Driver licence to cost €55 next year


The cost of a 10-year driver licence will rise to €55 from next January, Minister for Transport Leo Varadkar has said.

He added that a three-year licence, available only to those over 60, would cost €35 and a one-year €25. Responsibility for the driver licence service would be transferred to the Road Safety Authority from January 12th. The new fees would reduce the authority’s dependence on exchequer funding.

First increase

He said the new fee compared favourably with the €85 cost in Spain, €62 in Britain and more than €100 in Australia.

“It is also better value than a ten-year Irish passport, which costs €80,” Mr Varadkar added. “The new fees represent the first licence fee increase since 2001.” Mr Varadkar, speaking during the budget debate, said there had been a one-off provision of an additional €36 million to CIÉ this year, and the company was currently preparing a revised five-year business plan to address its financial situation.

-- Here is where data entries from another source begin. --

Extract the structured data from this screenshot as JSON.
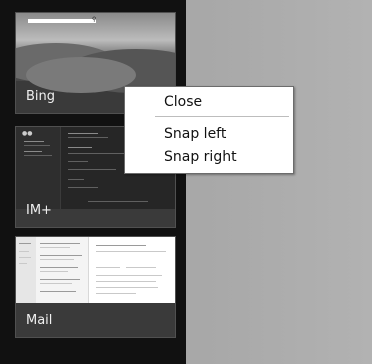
{
  "apps": [
    {
      "label": "Bing"
    },
    {
      "label": "IM+"
    },
    {
      "label": "Mail"
    }
  ],
  "context_menu": {
    "close": "Close",
    "snap_left": "Snap left",
    "snap_right": "Snap right"
  }
}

“The emergency bailout cannot be repeated next year, because I just do not have the money,” he added.

“However, it has provided some breathing space to the CIÉ group to implement its recovery plan by selling assets, rationalising services, securing new borrowing facilities and reducing labour and other costs.” Taoiseach Enda Kenny said the budget was about building on the progress of the past 18 months to create more jobs and support small Irish businesses. It introduced further measures to support Irish business and sustain economic recovery.

“As in our first budget, we have not raised income tax,” Mr Kenny added.

“We want to make work pay for families.” He said that supporting small and medium-sized businesses, which had a presence in every townland across the country, was absolutely essential to get Ireland working again.

“Therein lies the key to Ireland’s future prosperity,” he added. “The 10-point tax plan for small business is therefore a central feature of this year’s budget.”

Financial stability

Tánaiste Eamon Gilmore said the first step on the route to recovery was to restore financial stability and rebuild the economy’s creditworthiness.

“Such was the extent of the property bubble that this year, even after all the consolidation we have done, the Government will take in €12.6 billion less that it will spend,” he added.

“We will borrow €42 million per day to finance the State.” Fianna Fáil leader Micheál Martin said Fine Gael and Labour had abandoned their promises and introduced by far the most regressive and unfair budget in many years, as shown in independent assessments.